- [Task details] Could you filter the listing for lines with the word "from" and return them?

- [Task material]
<<<<
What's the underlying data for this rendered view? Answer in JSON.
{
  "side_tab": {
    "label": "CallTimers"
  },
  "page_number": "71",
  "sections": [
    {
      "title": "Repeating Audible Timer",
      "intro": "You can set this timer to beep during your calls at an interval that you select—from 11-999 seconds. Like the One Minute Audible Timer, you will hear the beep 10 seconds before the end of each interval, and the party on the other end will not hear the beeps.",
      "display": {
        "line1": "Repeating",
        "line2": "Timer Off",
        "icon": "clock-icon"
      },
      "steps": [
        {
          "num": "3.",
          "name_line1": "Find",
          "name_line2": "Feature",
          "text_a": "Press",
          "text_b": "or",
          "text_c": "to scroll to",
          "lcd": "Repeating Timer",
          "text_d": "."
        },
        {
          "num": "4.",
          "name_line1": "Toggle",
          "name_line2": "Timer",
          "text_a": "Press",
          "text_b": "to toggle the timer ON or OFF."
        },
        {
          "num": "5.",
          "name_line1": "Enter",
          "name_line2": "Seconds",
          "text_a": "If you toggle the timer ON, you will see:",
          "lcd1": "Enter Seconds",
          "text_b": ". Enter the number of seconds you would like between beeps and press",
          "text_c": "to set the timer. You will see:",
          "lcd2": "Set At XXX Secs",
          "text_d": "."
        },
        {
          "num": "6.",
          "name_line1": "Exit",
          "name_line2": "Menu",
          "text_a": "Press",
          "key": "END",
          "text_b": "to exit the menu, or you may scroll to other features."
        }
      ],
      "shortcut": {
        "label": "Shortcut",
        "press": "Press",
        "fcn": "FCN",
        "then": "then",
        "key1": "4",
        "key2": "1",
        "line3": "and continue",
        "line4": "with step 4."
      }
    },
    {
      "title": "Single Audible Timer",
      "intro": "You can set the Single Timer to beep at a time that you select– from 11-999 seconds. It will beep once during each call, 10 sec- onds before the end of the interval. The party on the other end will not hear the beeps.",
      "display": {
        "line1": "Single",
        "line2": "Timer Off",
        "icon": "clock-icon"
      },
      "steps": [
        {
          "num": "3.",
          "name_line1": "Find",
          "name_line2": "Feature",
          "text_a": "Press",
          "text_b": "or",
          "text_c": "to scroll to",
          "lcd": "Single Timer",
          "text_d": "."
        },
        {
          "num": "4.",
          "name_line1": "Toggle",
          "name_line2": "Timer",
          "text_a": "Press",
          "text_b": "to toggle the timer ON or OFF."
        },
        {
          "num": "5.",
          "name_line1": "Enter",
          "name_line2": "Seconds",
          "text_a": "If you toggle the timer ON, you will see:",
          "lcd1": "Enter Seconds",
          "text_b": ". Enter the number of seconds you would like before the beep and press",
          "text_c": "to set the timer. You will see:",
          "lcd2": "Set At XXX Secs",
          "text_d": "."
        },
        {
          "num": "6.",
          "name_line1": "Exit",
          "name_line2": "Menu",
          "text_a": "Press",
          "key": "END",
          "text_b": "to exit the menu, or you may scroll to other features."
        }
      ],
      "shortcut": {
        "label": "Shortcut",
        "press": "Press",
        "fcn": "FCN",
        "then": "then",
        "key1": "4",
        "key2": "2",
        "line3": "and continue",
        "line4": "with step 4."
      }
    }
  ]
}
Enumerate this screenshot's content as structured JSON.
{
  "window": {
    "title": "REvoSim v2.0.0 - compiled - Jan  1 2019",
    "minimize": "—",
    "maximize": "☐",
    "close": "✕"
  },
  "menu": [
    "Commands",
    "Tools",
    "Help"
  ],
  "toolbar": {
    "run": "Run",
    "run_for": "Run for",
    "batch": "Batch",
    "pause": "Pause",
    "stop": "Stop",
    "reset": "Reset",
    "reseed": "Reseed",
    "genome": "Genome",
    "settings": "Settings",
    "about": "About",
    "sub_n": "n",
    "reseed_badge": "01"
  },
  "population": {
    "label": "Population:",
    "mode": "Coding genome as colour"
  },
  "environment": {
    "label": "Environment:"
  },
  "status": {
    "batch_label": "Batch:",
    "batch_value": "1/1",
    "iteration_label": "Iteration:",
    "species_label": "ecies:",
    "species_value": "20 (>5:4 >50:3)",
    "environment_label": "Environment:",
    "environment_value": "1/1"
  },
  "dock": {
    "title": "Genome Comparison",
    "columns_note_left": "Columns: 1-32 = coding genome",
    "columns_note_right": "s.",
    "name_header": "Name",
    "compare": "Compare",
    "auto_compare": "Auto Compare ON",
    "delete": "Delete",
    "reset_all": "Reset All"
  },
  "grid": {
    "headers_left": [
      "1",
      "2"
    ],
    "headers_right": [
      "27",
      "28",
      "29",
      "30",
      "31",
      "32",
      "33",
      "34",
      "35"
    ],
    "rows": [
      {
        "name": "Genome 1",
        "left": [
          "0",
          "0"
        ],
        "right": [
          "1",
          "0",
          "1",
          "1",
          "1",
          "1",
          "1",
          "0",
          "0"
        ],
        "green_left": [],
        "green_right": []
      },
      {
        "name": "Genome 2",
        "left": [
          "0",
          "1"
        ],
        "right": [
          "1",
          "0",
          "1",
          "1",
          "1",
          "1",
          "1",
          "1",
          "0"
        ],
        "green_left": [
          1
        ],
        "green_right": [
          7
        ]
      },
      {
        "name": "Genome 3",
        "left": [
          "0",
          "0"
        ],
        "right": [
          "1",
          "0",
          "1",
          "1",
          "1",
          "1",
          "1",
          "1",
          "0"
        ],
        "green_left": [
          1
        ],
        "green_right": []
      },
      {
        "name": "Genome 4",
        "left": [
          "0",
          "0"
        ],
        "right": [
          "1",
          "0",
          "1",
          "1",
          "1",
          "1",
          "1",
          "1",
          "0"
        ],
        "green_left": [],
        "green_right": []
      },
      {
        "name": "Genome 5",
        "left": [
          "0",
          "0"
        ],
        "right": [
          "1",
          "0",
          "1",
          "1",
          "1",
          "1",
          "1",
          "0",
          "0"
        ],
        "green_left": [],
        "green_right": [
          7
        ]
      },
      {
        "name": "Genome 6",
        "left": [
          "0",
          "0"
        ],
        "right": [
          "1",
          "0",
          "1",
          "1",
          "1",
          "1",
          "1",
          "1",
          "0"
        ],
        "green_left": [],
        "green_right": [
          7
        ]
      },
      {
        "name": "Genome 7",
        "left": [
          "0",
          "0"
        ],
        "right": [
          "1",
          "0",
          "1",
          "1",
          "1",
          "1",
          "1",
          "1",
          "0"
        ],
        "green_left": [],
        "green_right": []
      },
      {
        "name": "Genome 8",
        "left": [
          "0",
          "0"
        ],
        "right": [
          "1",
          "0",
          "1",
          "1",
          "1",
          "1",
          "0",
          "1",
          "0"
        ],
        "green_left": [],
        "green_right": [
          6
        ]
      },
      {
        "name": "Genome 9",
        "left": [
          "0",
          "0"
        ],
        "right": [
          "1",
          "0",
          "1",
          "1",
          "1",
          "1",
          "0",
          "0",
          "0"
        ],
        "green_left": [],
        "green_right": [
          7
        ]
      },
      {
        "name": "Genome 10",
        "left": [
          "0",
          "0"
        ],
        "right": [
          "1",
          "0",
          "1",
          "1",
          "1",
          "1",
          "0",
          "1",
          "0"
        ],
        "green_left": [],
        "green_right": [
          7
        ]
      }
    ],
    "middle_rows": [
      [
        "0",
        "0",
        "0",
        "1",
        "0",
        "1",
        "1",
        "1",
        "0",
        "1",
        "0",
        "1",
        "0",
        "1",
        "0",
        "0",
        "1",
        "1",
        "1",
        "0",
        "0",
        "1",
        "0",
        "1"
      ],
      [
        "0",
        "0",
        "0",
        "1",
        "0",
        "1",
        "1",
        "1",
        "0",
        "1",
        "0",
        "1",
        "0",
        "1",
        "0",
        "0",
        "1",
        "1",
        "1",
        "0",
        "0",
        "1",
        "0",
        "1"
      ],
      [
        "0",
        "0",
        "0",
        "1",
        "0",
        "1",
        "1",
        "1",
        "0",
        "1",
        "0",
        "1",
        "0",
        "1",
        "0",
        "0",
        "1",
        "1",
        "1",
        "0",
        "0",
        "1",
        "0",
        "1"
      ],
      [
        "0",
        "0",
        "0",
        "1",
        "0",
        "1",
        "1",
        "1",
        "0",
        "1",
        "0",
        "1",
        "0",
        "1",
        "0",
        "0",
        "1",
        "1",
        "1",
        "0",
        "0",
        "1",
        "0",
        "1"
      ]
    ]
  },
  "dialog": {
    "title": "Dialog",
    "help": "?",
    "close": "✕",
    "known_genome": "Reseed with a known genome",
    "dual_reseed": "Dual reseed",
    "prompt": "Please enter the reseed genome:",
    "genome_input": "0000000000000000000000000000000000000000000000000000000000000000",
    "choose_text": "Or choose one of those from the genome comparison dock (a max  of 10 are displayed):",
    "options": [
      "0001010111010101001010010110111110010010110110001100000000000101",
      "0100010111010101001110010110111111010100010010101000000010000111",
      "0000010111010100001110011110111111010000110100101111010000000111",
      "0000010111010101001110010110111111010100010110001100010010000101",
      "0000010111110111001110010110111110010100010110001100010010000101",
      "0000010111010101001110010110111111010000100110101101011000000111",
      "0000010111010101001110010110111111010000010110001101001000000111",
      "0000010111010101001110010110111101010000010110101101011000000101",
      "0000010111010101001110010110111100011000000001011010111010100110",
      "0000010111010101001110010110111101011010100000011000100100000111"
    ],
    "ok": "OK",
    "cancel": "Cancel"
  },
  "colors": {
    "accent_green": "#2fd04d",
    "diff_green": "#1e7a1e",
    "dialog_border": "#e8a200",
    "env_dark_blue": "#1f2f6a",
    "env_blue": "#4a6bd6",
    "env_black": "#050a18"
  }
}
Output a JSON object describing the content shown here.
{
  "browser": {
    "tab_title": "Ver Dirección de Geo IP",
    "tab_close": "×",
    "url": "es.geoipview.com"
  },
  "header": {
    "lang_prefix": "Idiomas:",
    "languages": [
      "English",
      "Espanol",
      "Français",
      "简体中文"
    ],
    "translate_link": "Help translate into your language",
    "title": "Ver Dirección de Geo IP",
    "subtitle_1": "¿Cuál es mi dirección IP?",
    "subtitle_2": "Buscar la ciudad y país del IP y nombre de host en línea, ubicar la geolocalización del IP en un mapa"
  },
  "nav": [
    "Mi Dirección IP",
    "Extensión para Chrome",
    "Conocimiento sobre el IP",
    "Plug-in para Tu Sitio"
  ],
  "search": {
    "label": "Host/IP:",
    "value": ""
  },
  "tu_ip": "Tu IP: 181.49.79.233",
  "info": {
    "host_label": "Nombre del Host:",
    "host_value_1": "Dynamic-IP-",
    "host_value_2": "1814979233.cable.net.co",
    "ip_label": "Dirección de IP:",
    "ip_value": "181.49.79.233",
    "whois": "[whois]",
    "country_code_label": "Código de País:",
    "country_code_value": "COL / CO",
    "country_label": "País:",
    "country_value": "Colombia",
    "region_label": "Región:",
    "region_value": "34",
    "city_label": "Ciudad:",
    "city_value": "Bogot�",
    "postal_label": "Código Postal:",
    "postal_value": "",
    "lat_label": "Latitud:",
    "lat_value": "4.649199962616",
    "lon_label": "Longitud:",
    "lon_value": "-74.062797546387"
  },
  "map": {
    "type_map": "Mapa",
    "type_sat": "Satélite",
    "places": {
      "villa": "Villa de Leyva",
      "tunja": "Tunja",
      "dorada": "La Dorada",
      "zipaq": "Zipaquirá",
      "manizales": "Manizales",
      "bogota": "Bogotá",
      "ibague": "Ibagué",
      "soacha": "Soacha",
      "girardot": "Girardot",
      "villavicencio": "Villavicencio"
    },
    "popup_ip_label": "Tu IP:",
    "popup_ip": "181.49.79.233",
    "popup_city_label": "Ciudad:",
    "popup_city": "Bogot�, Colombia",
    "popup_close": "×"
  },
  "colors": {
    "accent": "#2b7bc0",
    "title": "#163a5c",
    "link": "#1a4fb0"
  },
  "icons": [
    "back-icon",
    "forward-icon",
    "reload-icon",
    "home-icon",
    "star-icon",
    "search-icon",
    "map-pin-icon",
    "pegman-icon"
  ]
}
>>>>
- [Response area]
      "intro": "You can set this timer to beep during your calls at an interval that you select—from 11-999 seconds. Like the One Minute Audible Timer, you will hear the beep 10 seconds before the end of each interval, and the party on the other end will not hear the beeps.",
      "intro": "You can set the Single Timer to beep at a time that you select– from 11-999 seconds. It will beep once during each call, 10 sec- onds before the end of the interval. The party on the other end will not hear the beeps.",
    "choose_text": "Or choose one of those from the genome comparison dock (a max  of 10 are displayed):",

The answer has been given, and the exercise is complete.